Elizabeth Bird is currently the Collection Development Manager of the Evanston Public Library system and a former Materials Specialist for New York Public Library. She has served on Newbery, written for Horn Book, and has done other lovely little things that she'd love to tell you about but that she's sure you'd find more interesting to hear of in person. Her opinions are her own and do not reflect those of EPL, SLJ, or any of the other acronyms you might be able to name. Follow her on Twitter: @fuseeight.

Comments

  1. And, of course, both Lincoln and Horton visited Kalamazoo (“They took him to Boston, to Kalamazoo,/ Chicago, Weehauken and Washington, too.”) Not so sure about Poe. He didn’t get out much, if you don’t count John Brown’s hanging…
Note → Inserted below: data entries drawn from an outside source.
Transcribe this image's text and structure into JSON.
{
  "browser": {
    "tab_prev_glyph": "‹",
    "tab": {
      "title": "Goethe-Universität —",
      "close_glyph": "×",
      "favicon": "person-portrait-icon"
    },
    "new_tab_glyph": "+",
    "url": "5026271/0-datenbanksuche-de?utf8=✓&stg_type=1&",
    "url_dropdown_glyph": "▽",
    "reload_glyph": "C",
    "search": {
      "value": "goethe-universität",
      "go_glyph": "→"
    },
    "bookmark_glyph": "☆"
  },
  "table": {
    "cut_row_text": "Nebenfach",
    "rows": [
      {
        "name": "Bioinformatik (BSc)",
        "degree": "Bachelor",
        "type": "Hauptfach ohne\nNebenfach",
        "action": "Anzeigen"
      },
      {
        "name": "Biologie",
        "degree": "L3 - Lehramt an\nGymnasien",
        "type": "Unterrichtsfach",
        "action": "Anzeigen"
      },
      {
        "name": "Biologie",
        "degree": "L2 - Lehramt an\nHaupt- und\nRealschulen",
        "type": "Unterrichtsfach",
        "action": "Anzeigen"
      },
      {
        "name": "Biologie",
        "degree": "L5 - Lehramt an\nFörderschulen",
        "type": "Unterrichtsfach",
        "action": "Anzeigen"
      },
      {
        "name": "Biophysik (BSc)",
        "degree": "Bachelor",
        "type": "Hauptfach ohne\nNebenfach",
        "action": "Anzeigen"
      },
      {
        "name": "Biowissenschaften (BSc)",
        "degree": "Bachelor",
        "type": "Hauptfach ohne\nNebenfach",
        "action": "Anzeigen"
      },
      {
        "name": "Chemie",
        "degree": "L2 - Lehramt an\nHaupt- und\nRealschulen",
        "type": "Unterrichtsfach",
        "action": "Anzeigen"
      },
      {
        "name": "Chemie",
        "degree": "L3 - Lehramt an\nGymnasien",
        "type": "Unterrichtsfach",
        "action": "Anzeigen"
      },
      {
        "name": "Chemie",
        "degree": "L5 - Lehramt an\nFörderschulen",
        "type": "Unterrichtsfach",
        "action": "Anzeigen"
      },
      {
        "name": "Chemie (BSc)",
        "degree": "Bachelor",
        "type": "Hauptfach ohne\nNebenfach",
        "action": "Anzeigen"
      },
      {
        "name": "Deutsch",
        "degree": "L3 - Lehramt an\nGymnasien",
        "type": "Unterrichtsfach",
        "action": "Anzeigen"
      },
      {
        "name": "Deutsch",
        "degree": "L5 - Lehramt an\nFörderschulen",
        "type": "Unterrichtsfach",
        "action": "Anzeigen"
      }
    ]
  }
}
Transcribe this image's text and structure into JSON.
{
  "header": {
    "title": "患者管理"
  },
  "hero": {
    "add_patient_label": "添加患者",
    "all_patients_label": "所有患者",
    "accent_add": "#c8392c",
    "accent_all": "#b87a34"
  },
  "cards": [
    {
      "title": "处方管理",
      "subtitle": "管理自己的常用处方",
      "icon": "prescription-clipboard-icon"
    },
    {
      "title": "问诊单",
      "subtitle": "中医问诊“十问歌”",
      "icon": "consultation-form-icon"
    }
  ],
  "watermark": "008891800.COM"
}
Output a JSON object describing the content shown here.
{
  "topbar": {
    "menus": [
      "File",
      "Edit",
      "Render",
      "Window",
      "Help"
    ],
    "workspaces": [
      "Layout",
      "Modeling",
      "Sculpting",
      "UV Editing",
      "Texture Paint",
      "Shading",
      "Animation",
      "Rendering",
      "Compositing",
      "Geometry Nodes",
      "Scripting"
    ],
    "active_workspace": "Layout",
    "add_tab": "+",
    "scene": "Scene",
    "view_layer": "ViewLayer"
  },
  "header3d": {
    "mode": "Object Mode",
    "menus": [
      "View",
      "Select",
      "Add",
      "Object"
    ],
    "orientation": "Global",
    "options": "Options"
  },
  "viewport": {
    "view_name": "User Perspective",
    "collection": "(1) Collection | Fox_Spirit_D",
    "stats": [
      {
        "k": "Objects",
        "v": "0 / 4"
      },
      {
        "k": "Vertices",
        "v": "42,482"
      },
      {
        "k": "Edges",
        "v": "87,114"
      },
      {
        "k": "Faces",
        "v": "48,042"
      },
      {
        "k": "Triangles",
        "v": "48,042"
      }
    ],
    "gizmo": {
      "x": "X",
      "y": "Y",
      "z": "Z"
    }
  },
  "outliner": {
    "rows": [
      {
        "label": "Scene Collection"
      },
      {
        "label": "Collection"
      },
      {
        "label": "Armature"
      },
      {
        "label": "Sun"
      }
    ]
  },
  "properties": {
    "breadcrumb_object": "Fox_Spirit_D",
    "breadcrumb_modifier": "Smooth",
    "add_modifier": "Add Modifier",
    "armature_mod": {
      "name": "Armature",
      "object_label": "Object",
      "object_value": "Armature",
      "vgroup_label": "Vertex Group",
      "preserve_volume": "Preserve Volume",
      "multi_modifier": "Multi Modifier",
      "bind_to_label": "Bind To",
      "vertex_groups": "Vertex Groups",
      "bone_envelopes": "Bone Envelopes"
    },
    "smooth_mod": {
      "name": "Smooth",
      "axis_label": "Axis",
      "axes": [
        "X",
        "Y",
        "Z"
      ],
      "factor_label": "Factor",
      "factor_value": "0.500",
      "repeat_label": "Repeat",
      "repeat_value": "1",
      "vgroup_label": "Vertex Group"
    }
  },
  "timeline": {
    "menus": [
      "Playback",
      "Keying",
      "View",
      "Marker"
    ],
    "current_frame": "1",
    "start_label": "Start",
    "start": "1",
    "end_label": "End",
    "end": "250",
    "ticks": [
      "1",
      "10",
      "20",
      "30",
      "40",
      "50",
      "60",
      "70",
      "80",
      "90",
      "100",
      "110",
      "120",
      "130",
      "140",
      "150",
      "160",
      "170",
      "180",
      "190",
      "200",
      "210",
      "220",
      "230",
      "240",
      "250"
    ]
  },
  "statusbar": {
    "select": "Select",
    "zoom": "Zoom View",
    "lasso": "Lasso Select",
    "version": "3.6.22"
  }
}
  2. I live apx one block away from the Bossert Hotel and have only wandered into the lobby to see it’s amazing ceiling fresco and huge elegant marble staircase. That’s as far as I got, not sure what the rooms look like. Had no idea about the Cooney history. I illustrated the book ‘Supermarket’ for Holiday House in 2001 and the art based on the Key Food right next door to the Bossert Hotel. Where I get my groceries :) Hi Lisa vD! Howdy neighbor! Gonna check out her blog.

  3. Actually, there is a very interesting book with not only color images but facsimiles of original Poe material. It is called “Poe’s Tell-Tale Stories” and is put together by Harry Poe. The little pockets with reproductions of Poe items are charming and well done.